Ms. O’Brien also noted that no discussion regarding the rule of law and the UN would be complete without addressing the internal administration of justice system, which is about to mark its first anniversary.

“The reform of the United Nations internal system of administration of justice was achieved in a remarkably short period of time, demonstrating the capacity of Member States, management and staff to act swiftly and in a coordinated effort,” she stated.

For 60 years, the UN’s internal mechanism for resolving employment disputes consisted of review by a peer review body composed of staff members, followed by a review by the UN Administrative Tribunal.

The new system called for by the General Assembly in 2005 has introduced two tiers of judicial review, and this became operational on 1 July 2009. The Dispute Tribunal has issued over 200 judgments to date. By the end of this week, the Appeals Tribunal will have already convened two sessions this year and reviewed over 60 cases.

“The new system stands as a milestone in strengthening the commitment of the Organization to the rule of law, justice and accountability,” said Ms. O’Brien.
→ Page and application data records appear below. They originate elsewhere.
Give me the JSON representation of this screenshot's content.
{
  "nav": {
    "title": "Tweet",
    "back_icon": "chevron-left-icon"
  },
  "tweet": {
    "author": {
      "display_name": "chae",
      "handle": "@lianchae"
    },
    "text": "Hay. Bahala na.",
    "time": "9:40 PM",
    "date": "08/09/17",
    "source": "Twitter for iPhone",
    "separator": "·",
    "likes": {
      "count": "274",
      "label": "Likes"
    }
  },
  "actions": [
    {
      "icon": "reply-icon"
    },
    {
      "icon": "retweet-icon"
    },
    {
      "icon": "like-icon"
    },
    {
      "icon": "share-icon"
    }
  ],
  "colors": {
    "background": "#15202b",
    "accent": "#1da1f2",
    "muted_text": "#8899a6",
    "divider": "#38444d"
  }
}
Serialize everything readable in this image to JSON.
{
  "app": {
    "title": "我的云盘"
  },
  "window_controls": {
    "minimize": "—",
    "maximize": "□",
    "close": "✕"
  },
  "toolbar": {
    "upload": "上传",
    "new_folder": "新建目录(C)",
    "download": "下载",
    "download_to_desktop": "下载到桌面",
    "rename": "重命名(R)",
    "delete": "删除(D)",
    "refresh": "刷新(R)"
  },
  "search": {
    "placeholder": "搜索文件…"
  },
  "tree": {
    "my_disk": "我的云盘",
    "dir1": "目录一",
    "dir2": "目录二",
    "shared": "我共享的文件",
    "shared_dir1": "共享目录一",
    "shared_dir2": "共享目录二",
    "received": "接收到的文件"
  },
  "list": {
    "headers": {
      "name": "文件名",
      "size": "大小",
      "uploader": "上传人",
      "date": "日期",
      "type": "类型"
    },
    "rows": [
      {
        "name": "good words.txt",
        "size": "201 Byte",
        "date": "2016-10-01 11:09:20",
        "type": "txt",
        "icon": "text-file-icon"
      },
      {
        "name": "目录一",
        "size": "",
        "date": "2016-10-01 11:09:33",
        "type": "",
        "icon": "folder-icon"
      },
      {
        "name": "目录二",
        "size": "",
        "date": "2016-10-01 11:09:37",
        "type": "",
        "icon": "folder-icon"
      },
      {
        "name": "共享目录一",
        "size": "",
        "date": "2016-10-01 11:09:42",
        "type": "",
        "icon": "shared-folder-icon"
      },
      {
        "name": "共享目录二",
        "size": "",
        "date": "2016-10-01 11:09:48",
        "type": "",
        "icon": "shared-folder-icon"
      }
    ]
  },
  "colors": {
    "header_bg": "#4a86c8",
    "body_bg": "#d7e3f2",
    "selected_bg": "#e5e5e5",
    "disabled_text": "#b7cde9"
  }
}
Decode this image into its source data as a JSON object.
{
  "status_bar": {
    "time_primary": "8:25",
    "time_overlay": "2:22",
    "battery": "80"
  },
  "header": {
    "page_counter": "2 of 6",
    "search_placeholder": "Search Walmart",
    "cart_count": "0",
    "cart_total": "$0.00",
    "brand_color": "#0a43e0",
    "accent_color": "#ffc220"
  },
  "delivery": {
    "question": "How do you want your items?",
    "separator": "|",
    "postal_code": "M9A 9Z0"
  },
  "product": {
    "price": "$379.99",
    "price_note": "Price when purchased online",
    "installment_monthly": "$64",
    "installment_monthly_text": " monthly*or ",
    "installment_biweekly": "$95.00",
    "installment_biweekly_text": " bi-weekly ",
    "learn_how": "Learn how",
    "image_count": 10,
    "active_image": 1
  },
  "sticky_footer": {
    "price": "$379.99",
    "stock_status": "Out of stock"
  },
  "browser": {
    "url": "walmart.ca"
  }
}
The meeting wrapped up with a presidential statement read out by Ambassador Claude Heller of Mexico, in which members voiced their strong support for an international order based on the rule of law and international law.

The statement focused on efforts to end impunity for serious violations of international humanitarian and human rights law, and urged States to live up to their responsibilities in these areas.

“This Council intends to continue forcefully to fight impunity and uphold accountability with appropriate means and draws attention to the full range of justice and reconciliation mechanisms to be considered, including national, international and mixed criminal courts and tribunals, truth and reconciliation commissions as well as national reparation programmes for victims, institutional reforms and traditional dispute resolution mechanisms,” it said.